  • Organisms traits linked to successional scenarios.
  • Succession and climax.
  • Critics to the climax.
Unit 9

Biodiversity of the Mediterranean region

  • Measurements of biodiversity.
  • Hot spots of biodiversity.
  • Present day biodiversity in the Mediterranean region.
  • Rate of endemisms.
  • Paleohistorical causes of high biodiversity in the Mediterranean region.
  • Patterns of diversity: effect of altitude, latitude, and habitat productivity.
  • Biodiversity, productivity, and stability.
  • Redundancy and biodiversity.
  • The decline of biodiversity in recent times.
  • Biological invasions.
  • Consequences of biological invasions for local biota.
Unit 10

Global change and Mediterranean-type ecosystems

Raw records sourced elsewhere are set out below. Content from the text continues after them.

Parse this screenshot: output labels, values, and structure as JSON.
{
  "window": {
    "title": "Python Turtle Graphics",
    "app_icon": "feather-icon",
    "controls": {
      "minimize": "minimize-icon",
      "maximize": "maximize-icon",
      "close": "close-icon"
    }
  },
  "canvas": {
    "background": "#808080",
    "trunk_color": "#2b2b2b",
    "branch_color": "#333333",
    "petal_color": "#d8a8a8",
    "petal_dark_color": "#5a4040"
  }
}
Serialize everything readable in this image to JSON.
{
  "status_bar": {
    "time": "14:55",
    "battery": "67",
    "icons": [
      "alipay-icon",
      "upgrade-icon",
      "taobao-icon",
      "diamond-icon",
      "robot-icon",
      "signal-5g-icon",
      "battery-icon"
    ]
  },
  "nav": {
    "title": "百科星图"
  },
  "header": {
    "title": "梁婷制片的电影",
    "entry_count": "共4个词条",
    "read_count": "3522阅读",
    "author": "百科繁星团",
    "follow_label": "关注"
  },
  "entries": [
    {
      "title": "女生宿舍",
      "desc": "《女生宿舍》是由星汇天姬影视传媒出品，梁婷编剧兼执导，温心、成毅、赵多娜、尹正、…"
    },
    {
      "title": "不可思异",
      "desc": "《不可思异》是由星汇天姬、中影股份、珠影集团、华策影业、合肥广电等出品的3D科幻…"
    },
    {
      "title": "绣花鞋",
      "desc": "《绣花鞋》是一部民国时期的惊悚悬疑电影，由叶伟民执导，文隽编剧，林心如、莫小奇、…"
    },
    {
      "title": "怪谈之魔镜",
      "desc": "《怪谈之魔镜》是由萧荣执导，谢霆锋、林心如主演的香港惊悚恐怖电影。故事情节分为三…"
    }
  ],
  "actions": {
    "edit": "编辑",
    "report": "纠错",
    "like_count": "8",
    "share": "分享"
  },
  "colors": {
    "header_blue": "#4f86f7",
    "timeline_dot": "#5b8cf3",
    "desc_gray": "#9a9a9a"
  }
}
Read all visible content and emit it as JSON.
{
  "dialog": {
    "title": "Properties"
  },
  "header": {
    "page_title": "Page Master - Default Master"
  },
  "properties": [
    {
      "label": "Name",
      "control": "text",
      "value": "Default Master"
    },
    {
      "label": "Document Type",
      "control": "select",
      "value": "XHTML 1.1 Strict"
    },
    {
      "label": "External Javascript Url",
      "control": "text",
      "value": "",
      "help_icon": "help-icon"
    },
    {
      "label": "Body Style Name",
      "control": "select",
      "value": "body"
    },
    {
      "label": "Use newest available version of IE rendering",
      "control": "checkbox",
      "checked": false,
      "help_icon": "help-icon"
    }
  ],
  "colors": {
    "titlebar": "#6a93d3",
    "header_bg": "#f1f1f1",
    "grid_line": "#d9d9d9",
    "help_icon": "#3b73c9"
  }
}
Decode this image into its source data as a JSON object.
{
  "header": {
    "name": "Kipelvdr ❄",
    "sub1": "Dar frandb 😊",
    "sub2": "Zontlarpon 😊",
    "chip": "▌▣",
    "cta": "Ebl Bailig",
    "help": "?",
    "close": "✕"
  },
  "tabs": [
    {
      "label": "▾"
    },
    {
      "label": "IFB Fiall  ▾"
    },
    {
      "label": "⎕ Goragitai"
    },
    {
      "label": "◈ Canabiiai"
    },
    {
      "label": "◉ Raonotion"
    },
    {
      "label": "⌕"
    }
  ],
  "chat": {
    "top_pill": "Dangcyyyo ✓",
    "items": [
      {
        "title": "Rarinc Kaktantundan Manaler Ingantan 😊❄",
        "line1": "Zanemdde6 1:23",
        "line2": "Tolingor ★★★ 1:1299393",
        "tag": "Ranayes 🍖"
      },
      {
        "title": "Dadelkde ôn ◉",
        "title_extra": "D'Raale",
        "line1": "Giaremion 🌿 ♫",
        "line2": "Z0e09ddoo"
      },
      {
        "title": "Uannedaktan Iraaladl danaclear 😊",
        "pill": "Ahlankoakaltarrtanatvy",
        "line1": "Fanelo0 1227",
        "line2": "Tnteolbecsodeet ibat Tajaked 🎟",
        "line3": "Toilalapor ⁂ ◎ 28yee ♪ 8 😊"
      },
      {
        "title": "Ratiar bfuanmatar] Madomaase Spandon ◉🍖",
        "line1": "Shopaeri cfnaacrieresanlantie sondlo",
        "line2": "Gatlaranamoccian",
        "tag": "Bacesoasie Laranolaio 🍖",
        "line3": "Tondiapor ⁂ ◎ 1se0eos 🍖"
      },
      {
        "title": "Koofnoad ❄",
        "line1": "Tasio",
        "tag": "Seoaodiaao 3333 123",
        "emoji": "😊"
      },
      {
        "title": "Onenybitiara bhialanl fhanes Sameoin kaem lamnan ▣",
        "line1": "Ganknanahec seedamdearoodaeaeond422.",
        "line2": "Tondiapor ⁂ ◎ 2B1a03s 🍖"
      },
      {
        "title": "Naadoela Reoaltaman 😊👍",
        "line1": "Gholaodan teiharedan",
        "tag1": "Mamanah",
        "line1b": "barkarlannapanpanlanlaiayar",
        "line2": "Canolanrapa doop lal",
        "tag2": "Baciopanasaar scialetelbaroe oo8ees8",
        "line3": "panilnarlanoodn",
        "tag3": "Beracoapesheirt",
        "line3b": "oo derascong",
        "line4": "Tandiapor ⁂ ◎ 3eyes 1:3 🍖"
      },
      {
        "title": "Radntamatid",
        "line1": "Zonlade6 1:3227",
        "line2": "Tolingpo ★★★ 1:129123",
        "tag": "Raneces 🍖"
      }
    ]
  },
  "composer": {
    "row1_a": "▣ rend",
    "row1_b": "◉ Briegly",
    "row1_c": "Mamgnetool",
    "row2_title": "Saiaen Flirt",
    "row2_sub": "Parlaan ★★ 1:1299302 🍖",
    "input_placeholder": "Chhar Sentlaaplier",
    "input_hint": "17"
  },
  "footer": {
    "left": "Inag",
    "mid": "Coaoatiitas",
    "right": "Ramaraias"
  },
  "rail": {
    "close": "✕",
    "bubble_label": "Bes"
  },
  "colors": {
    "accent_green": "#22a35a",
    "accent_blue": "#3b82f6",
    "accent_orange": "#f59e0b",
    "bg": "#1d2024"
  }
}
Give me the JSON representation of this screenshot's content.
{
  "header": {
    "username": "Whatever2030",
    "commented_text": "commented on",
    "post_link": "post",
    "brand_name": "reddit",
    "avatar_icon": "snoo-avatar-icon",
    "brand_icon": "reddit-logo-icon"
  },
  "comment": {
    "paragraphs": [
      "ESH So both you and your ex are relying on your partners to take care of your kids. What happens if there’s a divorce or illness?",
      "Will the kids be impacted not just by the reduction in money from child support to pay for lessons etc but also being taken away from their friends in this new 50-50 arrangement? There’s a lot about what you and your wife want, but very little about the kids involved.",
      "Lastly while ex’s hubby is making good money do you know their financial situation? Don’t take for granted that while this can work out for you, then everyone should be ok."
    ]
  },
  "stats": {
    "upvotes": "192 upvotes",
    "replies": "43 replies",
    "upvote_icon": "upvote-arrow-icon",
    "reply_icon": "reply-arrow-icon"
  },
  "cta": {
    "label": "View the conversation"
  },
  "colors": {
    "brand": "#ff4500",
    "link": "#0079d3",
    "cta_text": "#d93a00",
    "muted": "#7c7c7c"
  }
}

  • Causes of global change.
  • Consequences of global change on climatic parameters: predictions for the Mediterranean area.
  • Consequences of global change on the biota: mechanism of action.
  • Biota with higher risk under global change.


Required readings: 
  • Blondel J., Aronson J., Bodiou J-Y and Boeuf G. (2010). Setting the scene. Pp. 1-22 in: The Mediterranean region. Biological diversity in space and time (2nd ed.). Oxford University Press. Chapter 1.
  • Blondel J., Aronson J., Bodiou J-Y and Boeuf G. (2010). Life history and terrestrial ecosystem functioning. Pp. 165-185 in: The Mediterranean region. Biological diversity in space and time (2nd ed.) Oxford University Press. Chapter 8.
  • Médail F (2008). Mediterranean. Pp. 2296-2308 in: Encyclopedia of Ecology. Elsevier.
  • Joffre R., Rambal S. and Damesin C. (2007). Functional attributes in Mediterranean-type ecosystems. Pp. 285-312 in: Pugnaire, F.I. and Valladares, F. (eds.), Functional plant ecology (2nd ed.). Marcel Dekker. Chapter 9.
  • Thompson J.D. (2005). The biogeography and ecology of endemism. Pp. 38-66 in: Plant evolution in the Mediterranean. Oxford University Press. Chapter 2.
  • Baraza E., Zamora R., Hódar J.A. and Gómez J.M. (2007). Plant-herbivore interaction: beyond a binary vision. Pp. 481-514 in: Pugnaire, F.I. and Valladares, F. (eds.), Functional plant ecology (2nd ed.). Marcel Dekker. Chapter 16.